What you need to do - Across the records, find how many lines include the string "rest" and answer with only the figure.

Data for analysis -
Segment Open
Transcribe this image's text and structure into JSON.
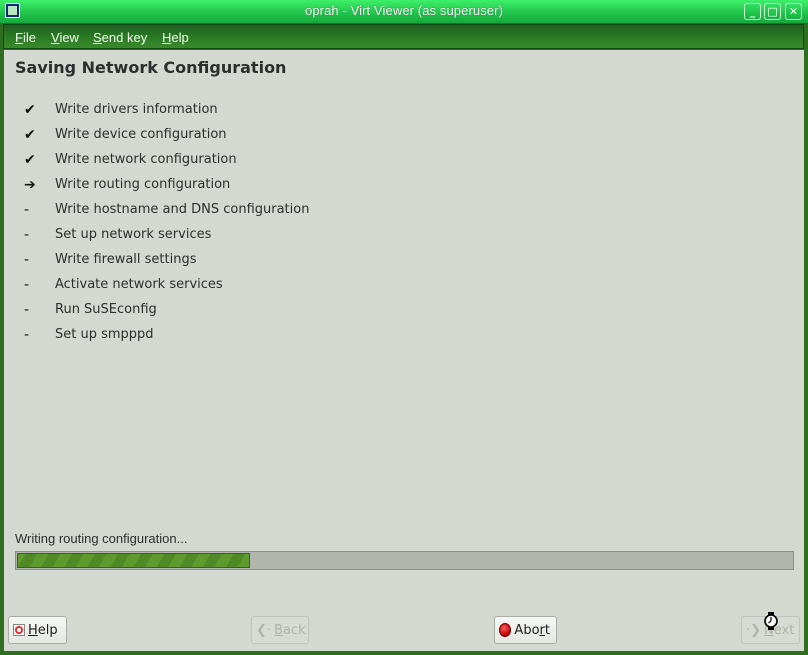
{
  "window": {
    "title": "oprah - Virt Viewer (as superuser)",
    "controls": [
      "minimize",
      "maximize",
      "close"
    ]
  },
  "menubar": {
    "items": [
      {
        "label": "File",
        "mnemonic": "F",
        "rest": "ile"
      },
      {
        "label": "View",
        "mnemonic": "V",
        "rest": "iew"
      },
      {
        "label": "Send key",
        "mnemonic": "S",
        "rest": "end key"
      },
      {
        "label": "Help",
        "mnemonic": "H",
        "rest": "elp"
      }
    ]
  },
  "page": {
    "title": "Saving Network Configuration",
    "steps": [
      {
        "status": "done",
        "mark": "✔",
        "label": "Write drivers information"
      },
      {
        "status": "done",
        "mark": "✔",
        "label": "Write device configuration"
      },
      {
        "status": "done",
        "mark": "✔",
        "label": "Write network configuration"
      },
      {
        "status": "current",
        "mark": "➔",
        "label": "Write routing configuration"
      },
      {
        "status": "pending",
        "mark": "-",
        "label": "Write hostname and DNS configuration"
      },
      {
        "status": "pending",
        "mark": "-",
        "label": "Set up network services"
      },
      {
        "status": "pending",
        "mark": "-",
        "label": "Write firewall settings"
      },
      {
        "status": "pending",
        "mark": "-",
        "label": "Activate network services"
      },
      {
        "status": "pending",
        "mark": "-",
        "label": "Run SuSEconfig"
      },
      {
        "status": "pending",
        "mark": "-",
        "label": "Set up smpppd"
      }
    ],
    "status_text": "Writing routing configuration...",
    "progress_percent": 30
  },
  "buttons": {
    "help": {
      "label": "Help",
      "mnemonic": "H",
      "rest": "elp",
      "enabled": true
    },
    "back": {
      "label": "Back",
      "mnemonic": "B",
      "rest": "ack",
      "enabled": false
    },
    "abort": {
      "label": "Abort",
      "pre": "Abo",
      "mnemonic": "r",
      "rest": "t",
      "enabled": true
    },
    "next": {
      "label": "Next",
      "mnemonic": "N",
      "rest": "ext",
      "enabled": false
    }
  },
  "colors": {
    "titlebar": "#1fc24a",
    "menubar": "#2a7a24",
    "content_bg": "#d3d9d0",
    "progress_fill": "#5e9a2e",
    "abort_red": "#c00000"
  }
}
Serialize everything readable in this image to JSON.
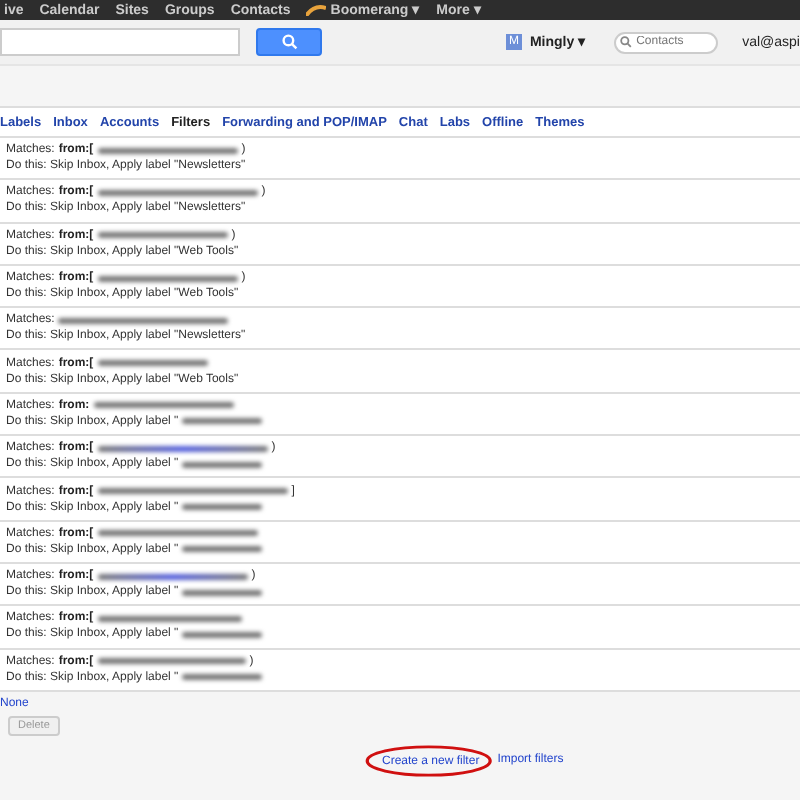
{
  "top_nav": [
    "ive",
    "Calendar",
    "Sites",
    "Groups",
    "Contacts",
    "Boomerang ▾",
    "More ▾"
  ],
  "mingly": {
    "label": "Mingly ▾",
    "badge": "M"
  },
  "contacts_search": {
    "placeholder": "Contacts"
  },
  "account": "val@aspi",
  "tabs": [
    {
      "label": "Labels",
      "selected": false
    },
    {
      "label": "Inbox",
      "selected": false
    },
    {
      "label": "Accounts",
      "selected": false
    },
    {
      "label": "Filters",
      "selected": true
    },
    {
      "label": "Forwarding and POP/IMAP",
      "selected": false
    },
    {
      "label": "Chat",
      "selected": false
    },
    {
      "label": "Labs",
      "selected": false
    },
    {
      "label": "Offline",
      "selected": false
    },
    {
      "label": "Themes",
      "selected": false
    }
  ],
  "filters": [
    {
      "matches": "Matches:",
      "criterion": "from:[",
      "criterion_end": ")",
      "action": "Do this: Skip Inbox, Apply label \"Newsletters\"",
      "action_redacted": false
    },
    {
      "matches": "Matches:",
      "criterion": "from:[",
      "criterion_end": ")",
      "action": "Do this: Skip Inbox, Apply label \"Newsletters\"",
      "action_redacted": false
    },
    {
      "matches": "Matches:",
      "criterion": "from:[",
      "criterion_end": ")",
      "action": "Do this: Skip Inbox, Apply label \"Web Tools\"",
      "action_redacted": false
    },
    {
      "matches": "Matches:",
      "criterion": "from:[",
      "criterion_end": ")",
      "action": "Do this: Skip Inbox, Apply label \"Web Tools\"",
      "action_redacted": false
    },
    {
      "matches": "Matches:",
      "action": "Do this: Skip Inbox, Apply label \"Newsletters\"",
      "action_redacted": false
    },
    {
      "matches": "Matches:",
      "criterion": "from:[",
      "action": "Do this: Skip Inbox, Apply label \"Web Tools\"",
      "action_redacted": false
    },
    {
      "matches": "Matches:",
      "criterion": "from:",
      "action": "Do this: Skip Inbox, Apply label \"",
      "action_redacted": true
    },
    {
      "matches": "Matches:",
      "criterion": "from:[",
      "criterion_end": ")",
      "action": "Do this: Skip Inbox, Apply label \"",
      "action_redacted": true
    },
    {
      "matches": "Matches:",
      "criterion": "from:[",
      "criterion_end": "]",
      "action": "Do this: Skip Inbox, Apply label \"",
      "action_redacted": true
    },
    {
      "matches": "Matches:",
      "criterion": "from:[",
      "action": "Do this: Skip Inbox, Apply label \"",
      "action_redacted": true
    },
    {
      "matches": "Matches:",
      "criterion": "from:[",
      "criterion_end": ")",
      "action": "Do this: Skip Inbox, Apply label \"",
      "action_redacted": true
    },
    {
      "matches": "Matches:",
      "criterion": "from:[",
      "action": "Do this: Skip Inbox, Apply label \"",
      "action_redacted": true
    },
    {
      "matches": "Matches:",
      "criterion": "from:[",
      "criterion_end": ")",
      "action": "Do this: Skip Inbox, Apply label \"",
      "action_redacted": true
    }
  ],
  "select_none": "None",
  "delete_button": "Delete",
  "create_filter": "Create a new filter",
  "import_filters": "Import filters"
}
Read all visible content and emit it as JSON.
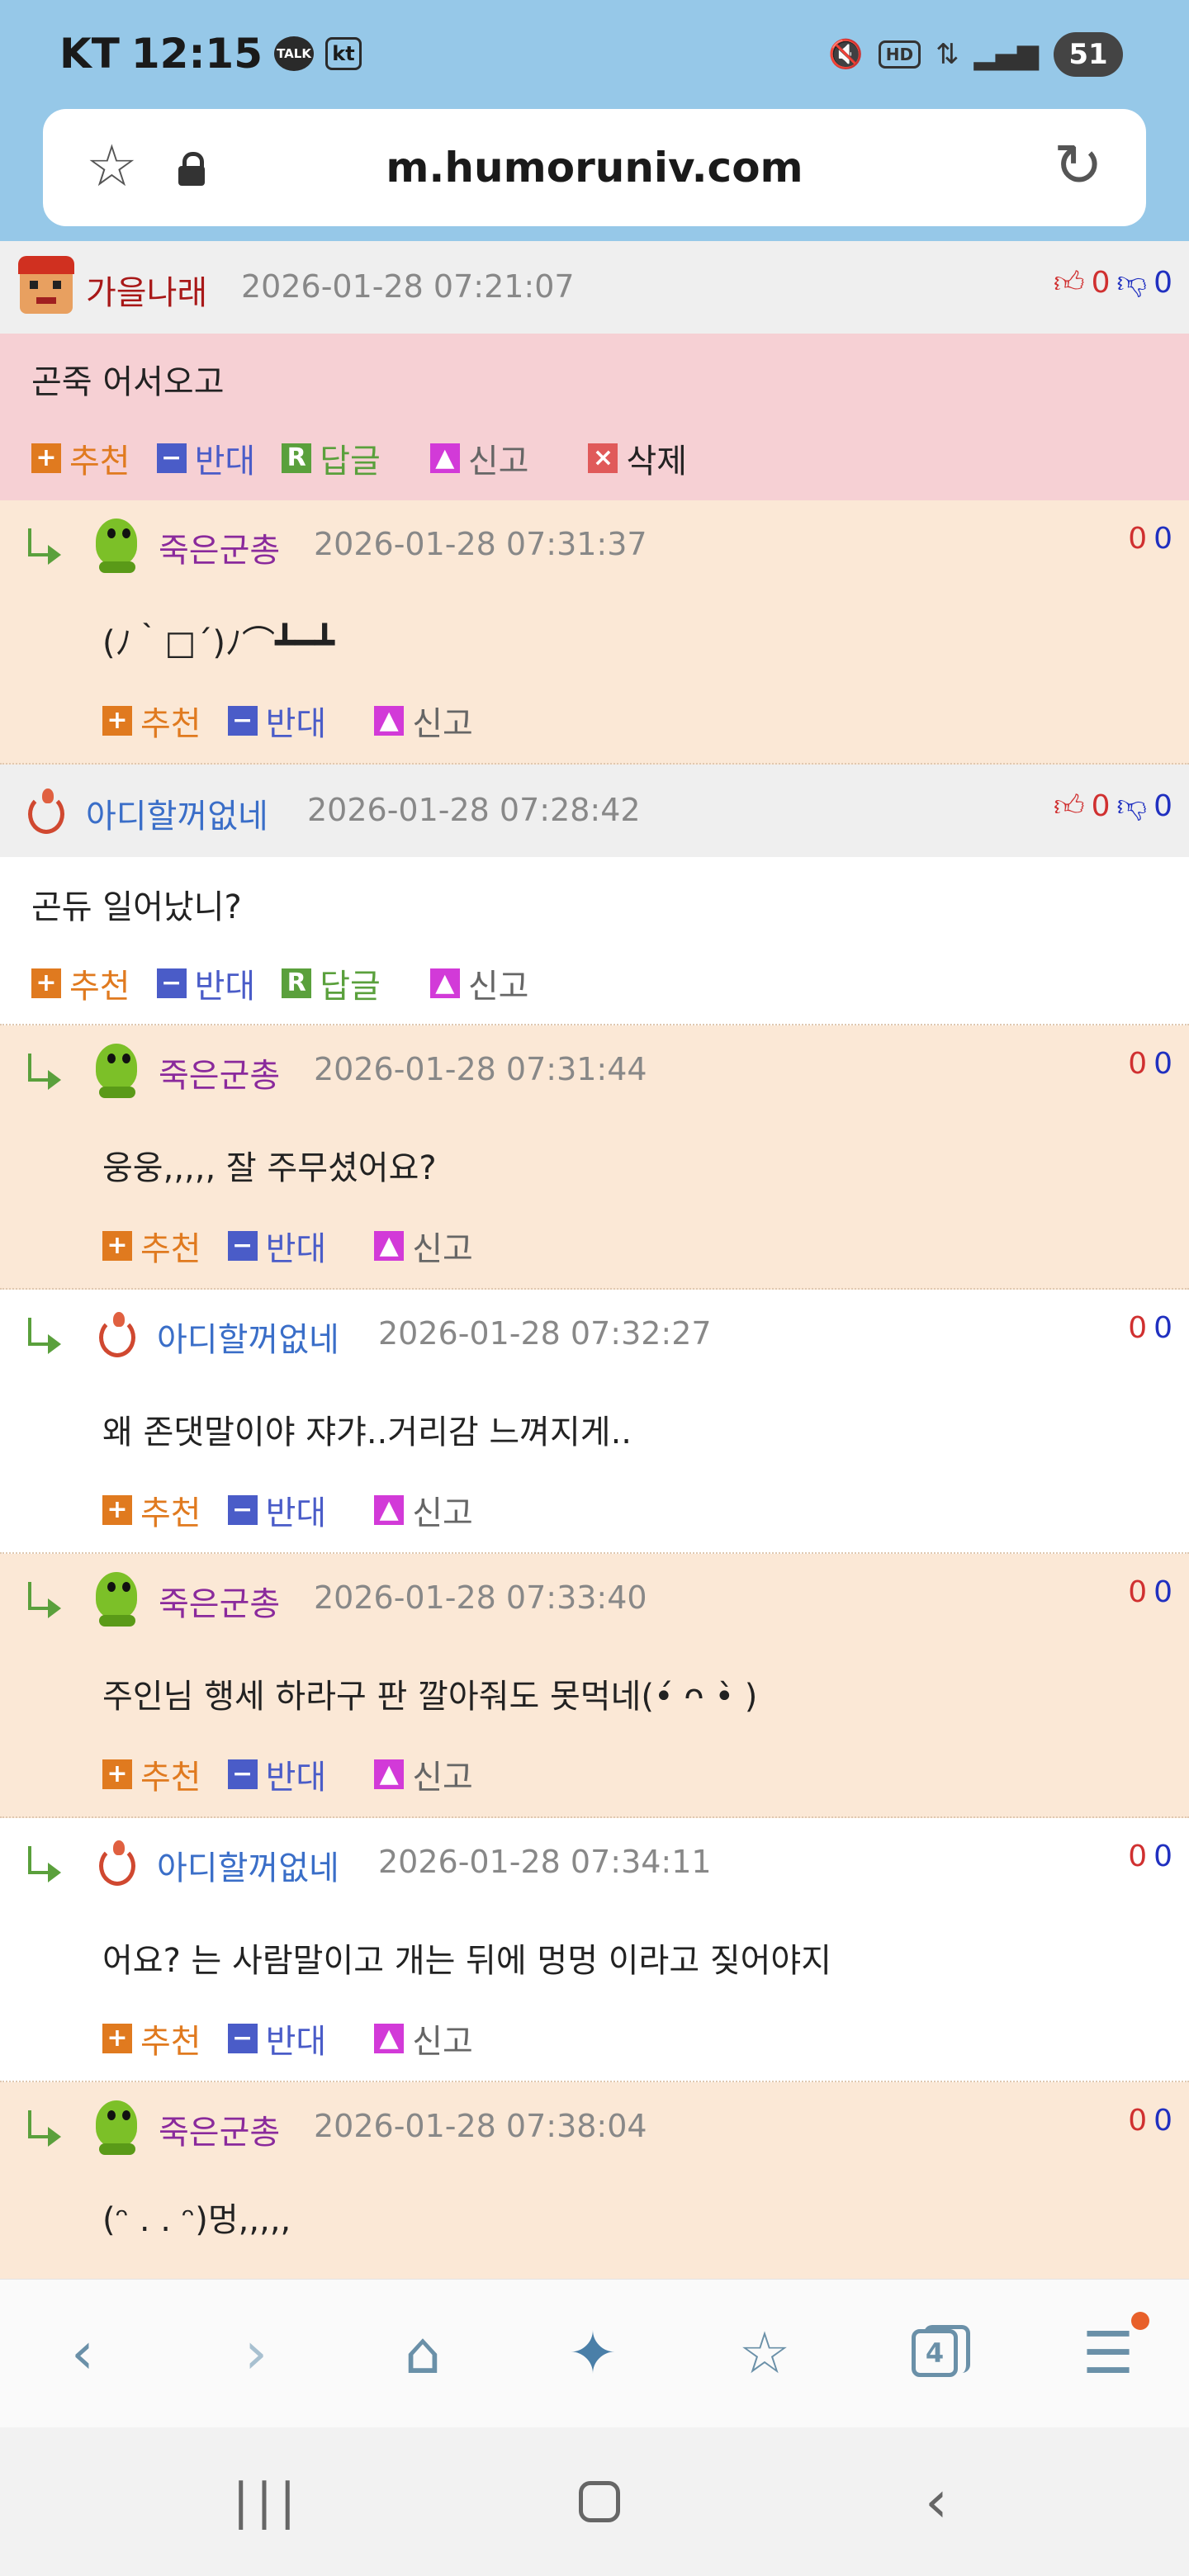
{
  "status_bar": {
    "carrier": "KT",
    "time": "12:15",
    "talk_badge": "TALK",
    "kt_badge": "kt",
    "hd": "HD",
    "battery": "51"
  },
  "browser": {
    "url": "m.humoruniv.com"
  },
  "comments": [
    {
      "user": "가을나래",
      "date": "2026-01-28 07:21:07",
      "up": "0",
      "down": "0",
      "text": "곤죽 어서오고",
      "actions": {
        "recommend": "추천",
        "oppose": "반대",
        "reply": "답글",
        "report": "신고",
        "delete": "삭제"
      },
      "replies": [
        {
          "user": "죽은군총",
          "date": "2026-01-28 07:31:37",
          "up": "0",
          "down": "0",
          "text": "(ﾉ｀□´)ﾉ⌒┻━┻"
        }
      ]
    },
    {
      "user": "아디할꺼없네",
      "date": "2026-01-28 07:28:42",
      "up": "0",
      "down": "0",
      "text": "곤듀 일어났니?",
      "actions": {
        "recommend": "추천",
        "oppose": "반대",
        "reply": "답글",
        "report": "신고"
      },
      "replies": [
        {
          "user": "죽은군총",
          "date": "2026-01-28 07:31:44",
          "up": "0",
          "down": "0",
          "text": "웅웅,,,,, 잘 주무셨어요?"
        },
        {
          "user": "아디할꺼없네",
          "date": "2026-01-28 07:32:27",
          "up": "0",
          "down": "0",
          "text": "왜 존댓말이야 쟈갸..거리감 느껴지게.."
        },
        {
          "user": "죽은군총",
          "date": "2026-01-28 07:33:40",
          "up": "0",
          "down": "0",
          "text": "주인님 행세 하라구 판 깔아줘도 못먹네(•́ ᴖ •̀ )"
        },
        {
          "user": "아디할꺼없네",
          "date": "2026-01-28 07:34:11",
          "up": "0",
          "down": "0",
          "text": "어요? 는 사람말이고 개는 뒤에 멍멍 이라고 짖어야지"
        },
        {
          "user": "죽은군총",
          "date": "2026-01-28 07:38:04",
          "up": "0",
          "down": "0",
          "text": "(ᵔ . . ᵔ)멍,,,,,"
        }
      ]
    }
  ],
  "reply_actions": {
    "recommend": "추천",
    "oppose": "반대",
    "report": "신고"
  },
  "toolbar": {
    "tabs_count": "4"
  },
  "colors": {
    "status_bg": "#96c8e8",
    "peach_bg": "#fbe8d6",
    "pink_bg": "#f6d0d4",
    "header_gray": "#efefef",
    "user_purple": "#8a2a9c",
    "user_blue": "#3a6ec8",
    "user_red": "#a81818"
  }
}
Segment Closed
Result of the exercise - 8